October 15, 2003
Communication in most cultures is either written or verbal, but varying degrees of non-verbal communication, in the form of body language, also exist. The purpose of non-verbal communication is to give signals to the other participants in the conversation. If those non-verbal signals, which work in one's own culture, do not work in another culture, one is opening the door for misunderstanding. The following is a list of body language points I try to instill in my students from an early age because developing such habits supports the flow of English in a natural way. It is easier to do this with youngsters because they have not yet become accustomed to speaking English with Japanese body language.
Do's and Don'ts for Body Language When Speaking English:
These points do not need to be outlined or dictated to the students at any point in time. Instead, as they come to your class and study English together, the Do's and Don'ts can be given attention in a positive, repetitive way. During self-introductions or pair work, for example, the teacher can show the students how to focus on eye contact and how to shake hands. If a girl speaks and covers her mouth, the teacher can show her how to speak without covering her mouth; then she should speak again without covering her mouth. A boy who shouts out an answer in a loud, disturbing voice can be asked to repeat the answer in a normal voice. It is all a process, which takes time. But it's a worthwhile process which deserves attention from the teacher.
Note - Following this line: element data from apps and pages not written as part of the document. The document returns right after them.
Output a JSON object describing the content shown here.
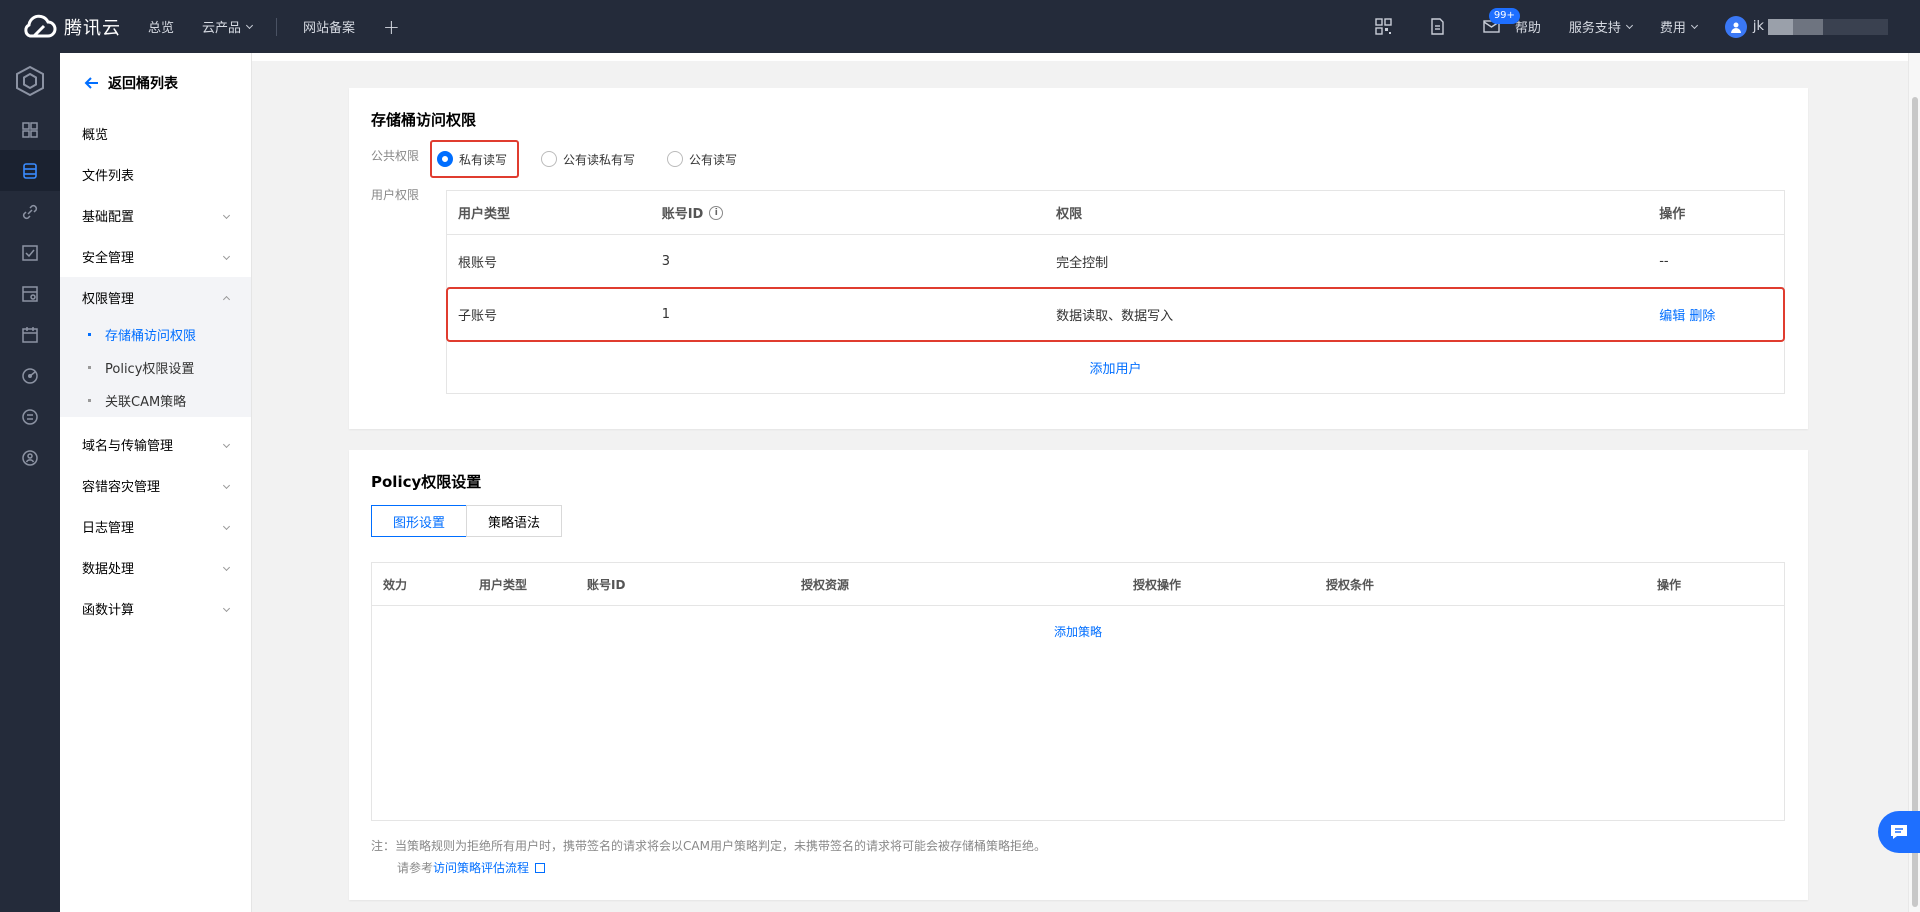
{
  "brand": {
    "name": "腾讯云"
  },
  "topnav": {
    "items": [
      "总览",
      "云产品",
      "网站备案"
    ]
  },
  "topright": {
    "badge": "99+",
    "help": "帮助",
    "support": "服务支持",
    "billing": "费用",
    "user_initial": "jk"
  },
  "sidebar": {
    "back": "返回桶列表",
    "items": [
      {
        "label": "概览"
      },
      {
        "label": "文件列表"
      },
      {
        "label": "基础配置"
      },
      {
        "label": "安全管理"
      },
      {
        "label": "权限管理"
      }
    ],
    "sub_items": [
      {
        "label": "存储桶访问权限"
      },
      {
        "label": "Policy权限设置"
      },
      {
        "label": "关联CAM策略"
      }
    ],
    "items_after": [
      {
        "label": "域名与传输管理"
      },
      {
        "label": "容错容灾管理"
      },
      {
        "label": "日志管理"
      },
      {
        "label": "数据处理"
      },
      {
        "label": "函数计算"
      }
    ]
  },
  "bucket_access": {
    "title": "存储桶访问权限",
    "public_label": "公共权限",
    "user_label": "用户权限",
    "radios": [
      "私有读写",
      "公有读私有写",
      "公有读写"
    ],
    "selected": "私有读写",
    "table": {
      "headers": [
        "用户类型",
        "账号ID",
        "权限",
        "操作"
      ],
      "rows": [
        {
          "type": "根账号",
          "id": "3",
          "perm": "完全控制",
          "op": "--"
        },
        {
          "type": "子账号",
          "id": "1",
          "perm": "数据读取、数据写入",
          "op_edit": "编辑",
          "op_delete": "删除"
        }
      ],
      "add": "添加用户"
    }
  },
  "policy": {
    "title": "Policy权限设置",
    "tabs": [
      "图形设置",
      "策略语法"
    ],
    "headers": [
      "效力",
      "用户类型",
      "账号ID",
      "授权资源",
      "授权操作",
      "授权条件",
      "操作"
    ],
    "add": "添加策略",
    "note_line1": "注：当策略规则为拒绝所有用户时，携带签名的请求将会以CAM用户策略判定，未携带签名的请求将可能会被存储桶策略拒绝。",
    "note_line2_prefix": "请参考",
    "note_link": "访问策略评估流程"
  },
  "colors": {
    "accent": "#006eff",
    "highlight": "#e03c2f",
    "nav_bg": "#242b3a"
  }
}
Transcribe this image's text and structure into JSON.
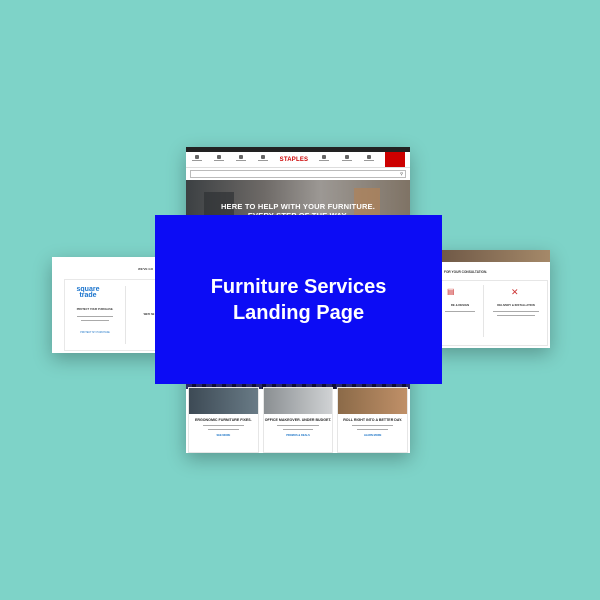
{
  "overlay": {
    "title_line1": "Furniture Services",
    "title_line2": "Landing Page"
  },
  "mockup": {
    "brand": "STAPLES",
    "hero_line1": "HERE TO HELP WITH YOUR FURNITURE.",
    "hero_line2": "EVERY STEP OF THE WAY.",
    "cards": [
      {
        "title": "ERGONOMIC FURNITURE FIXES.",
        "link": "SEE MORE"
      },
      {
        "title": "OFFICE MAKEOVER. UNDER BUDGET.",
        "link": "PROMOS & DEALS"
      },
      {
        "title": "ROLL RIGHT INTO A BETTER DAY.",
        "link": "LEARN MORE"
      }
    ]
  },
  "left_panel": {
    "heading": "WE'VE GO",
    "logo_line1": "square",
    "logo_line2": "trade",
    "card_title": "PROTECT YOUR PURCHASE.",
    "link": "PROTECT MY PURCHASE",
    "card2_title": "WE'D SE"
  },
  "right_panel": {
    "heading": "FOR YOUR CONSULTATION.",
    "item1": "RE & DESIGN",
    "item2": "DELIVERY & INSTALLATION"
  },
  "colors": {
    "background": "#7ed3c8",
    "overlay": "#0c0cf5",
    "brand": "#cc0000"
  }
}
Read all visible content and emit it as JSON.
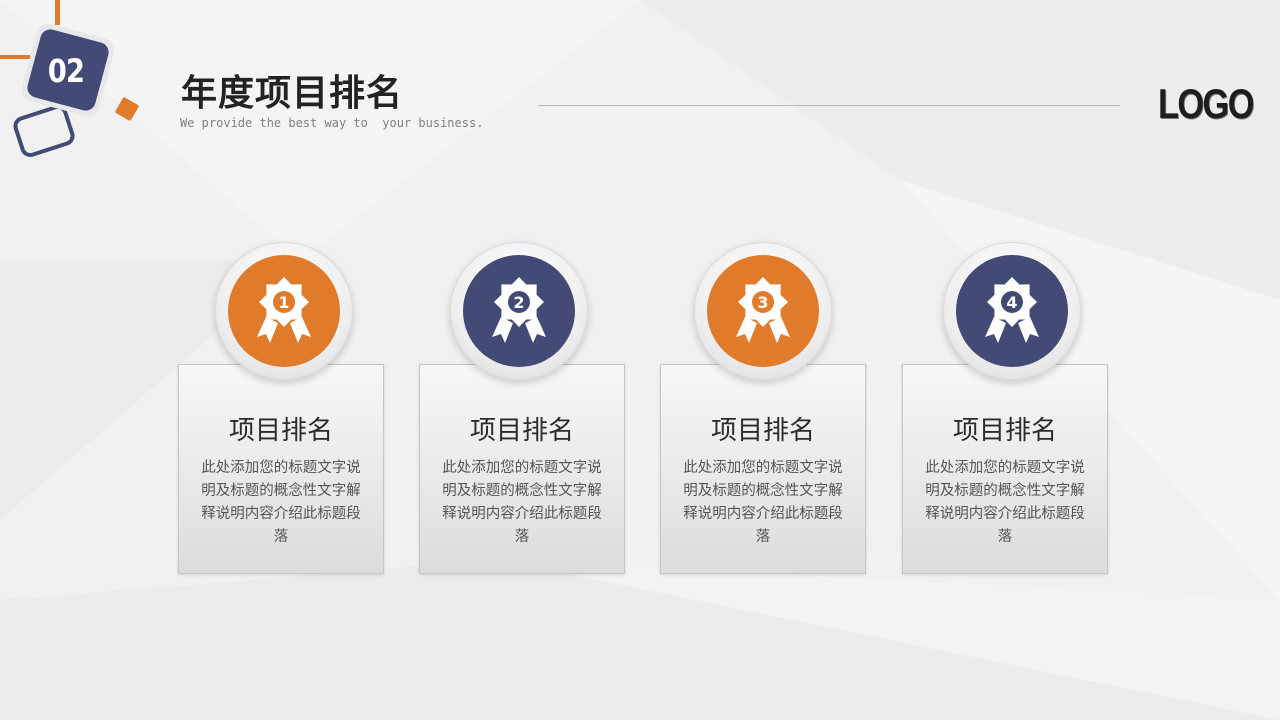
{
  "header": {
    "slide_number": "02",
    "title": "年度项目排名",
    "subtitle": "We provide the best way to  your business.",
    "logo": "LOGO"
  },
  "colors": {
    "orange": "#e07b2c",
    "navy": "#434a75",
    "background": "#f1f1f2"
  },
  "items": [
    {
      "rank": "1",
      "title": "项目排名",
      "description": "此处添加您的标题文字说明及标题的概念性文字解释说明内容介绍此标题段落",
      "color": "orange",
      "icon": "award-ribbon-icon"
    },
    {
      "rank": "2",
      "title": "项目排名",
      "description": "此处添加您的标题文字说明及标题的概念性文字解释说明内容介绍此标题段落",
      "color": "navy",
      "icon": "award-ribbon-icon"
    },
    {
      "rank": "3",
      "title": "项目排名",
      "description": "此处添加您的标题文字说明及标题的概念性文字解释说明内容介绍此标题段落",
      "color": "orange",
      "icon": "award-ribbon-icon"
    },
    {
      "rank": "4",
      "title": "项目排名",
      "description": "此处添加您的标题文字说明及标题的概念性文字解释说明内容介绍此标题段落",
      "color": "navy",
      "icon": "award-ribbon-icon"
    }
  ]
}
Body language is an integral part of language acquisition and presentation; the earlier students learn what works and does not work in English, the better.